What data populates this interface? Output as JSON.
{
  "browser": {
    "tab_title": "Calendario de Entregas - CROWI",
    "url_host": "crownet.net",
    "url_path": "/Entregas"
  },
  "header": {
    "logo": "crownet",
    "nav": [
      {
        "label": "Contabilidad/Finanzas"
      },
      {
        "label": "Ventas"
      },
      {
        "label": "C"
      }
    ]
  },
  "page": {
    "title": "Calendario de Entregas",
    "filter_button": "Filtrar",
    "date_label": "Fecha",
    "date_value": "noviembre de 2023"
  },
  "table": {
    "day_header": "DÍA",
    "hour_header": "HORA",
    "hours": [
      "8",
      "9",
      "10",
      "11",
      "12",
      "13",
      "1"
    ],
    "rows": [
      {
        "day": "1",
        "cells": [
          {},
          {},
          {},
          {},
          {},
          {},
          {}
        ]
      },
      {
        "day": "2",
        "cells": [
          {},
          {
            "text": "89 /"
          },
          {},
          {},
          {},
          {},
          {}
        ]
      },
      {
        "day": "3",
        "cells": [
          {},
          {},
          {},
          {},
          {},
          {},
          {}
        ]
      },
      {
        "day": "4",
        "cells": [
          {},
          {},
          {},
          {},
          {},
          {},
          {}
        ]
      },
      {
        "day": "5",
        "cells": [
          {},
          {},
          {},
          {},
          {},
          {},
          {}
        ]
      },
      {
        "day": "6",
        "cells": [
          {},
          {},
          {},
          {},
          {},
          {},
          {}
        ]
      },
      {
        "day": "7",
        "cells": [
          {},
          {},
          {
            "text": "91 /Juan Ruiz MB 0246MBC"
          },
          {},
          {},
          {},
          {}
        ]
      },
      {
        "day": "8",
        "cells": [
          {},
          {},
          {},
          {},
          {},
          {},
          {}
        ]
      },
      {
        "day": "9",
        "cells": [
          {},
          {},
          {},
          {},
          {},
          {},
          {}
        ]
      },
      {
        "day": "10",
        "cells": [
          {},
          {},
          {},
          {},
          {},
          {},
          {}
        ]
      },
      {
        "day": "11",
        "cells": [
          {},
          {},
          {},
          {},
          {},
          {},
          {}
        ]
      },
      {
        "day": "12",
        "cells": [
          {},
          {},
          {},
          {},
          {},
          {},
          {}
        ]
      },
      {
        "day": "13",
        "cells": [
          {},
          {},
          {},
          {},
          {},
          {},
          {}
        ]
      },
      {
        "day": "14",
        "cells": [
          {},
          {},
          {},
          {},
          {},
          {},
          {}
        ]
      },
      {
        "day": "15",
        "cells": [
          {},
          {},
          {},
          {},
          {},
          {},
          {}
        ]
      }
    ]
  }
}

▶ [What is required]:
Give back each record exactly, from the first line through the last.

▶ [Written answer]:
What data populates this interface? Output as JSON.
{
  "browser": {
    "tab_title": "Calendario de Entregas - CROWI",
    "url_host": "crownet.net",
    "url_path": "/Entregas"
  },
  "header": {
    "logo": "crownet",
    "nav": [
      {
        "label": "Contabilidad/Finanzas"
      },
      {
        "label": "Ventas"
      },
      {
        "label": "C"
      }
    ]
  },
  "page": {
    "title": "Calendario de Entregas",
    "filter_button": "Filtrar",
    "date_label": "Fecha",
    "date_value": "noviembre de 2023"
  },
  "table": {
    "day_header": "DÍA",
    "hour_header": "HORA",
    "hours": [
      "8",
      "9",
      "10",
      "11",
      "12",
      "13",
      "1"
    ],
    "rows": [
      {
        "day": "1",
        "cells": [
          {},
          {},
          {},
          {},
          {},
          {},
          {}
        ]
      },
      {
        "day": "2",
        "cells": [
          {},
          {
            "text": "89 /"
          },
          {},
          {},
          {},
          {},
          {}
        ]
      },
      {
        "day": "3",
        "cells": [
          {},
          {},
          {},
          {},
          {},
          {},
          {}
        ]
      },
      {
        "day": "4",
        "cells": [
          {},
          {},
          {},
          {},
          {},
          {},
          {}
        ]
      },
      {
        "day": "5",
        "cells": [
          {},
          {},
          {},
          {},
          {},
          {},
          {}
        ]
      },
      {
        "day": "6",
        "cells": [
          {},
          {},
          {},
          {},
          {},
          {},
          {}
        ]
      },
      {
        "day": "7",
        "cells": [
          {},
          {},
          {
            "text": "91 /Juan Ruiz MB 0246MBC"
          },
          {},
          {},
          {},
          {}
        ]
      },
      {
        "day": "8",
        "cells": [
          {},
          {},
          {},
          {},
          {},
          {},
          {}
        ]
      },
      {
        "day": "9",
        "cells": [
          {},
          {},
          {},
          {},
          {},
          {},
          {}
        ]
      },
      {
        "day": "10",
        "cells": [
          {},
          {},
          {},
          {},
          {},
          {},
          {}
        ]
      },
      {
        "day": "11",
        "cells": [
          {},
          {},
          {},
          {},
          {},
          {},
          {}
        ]
      },
      {
        "day": "12",
        "cells": [
          {},
          {},
          {},
          {},
          {},
          {},
          {}
        ]
      },
      {
        "day": "13",
        "cells": [
          {},
          {},
          {},
          {},
          {},
          {},
          {}
        ]
      },
      {
        "day": "14",
        "cells": [
          {},
          {},
          {},
          {},
          {},
          {},
          {}
        ]
      },
      {
        "day": "15",
        "cells": [
          {},
          {},
          {},
          {},
          {},
          {},
          {}
        ]
      }
    ]
  }
}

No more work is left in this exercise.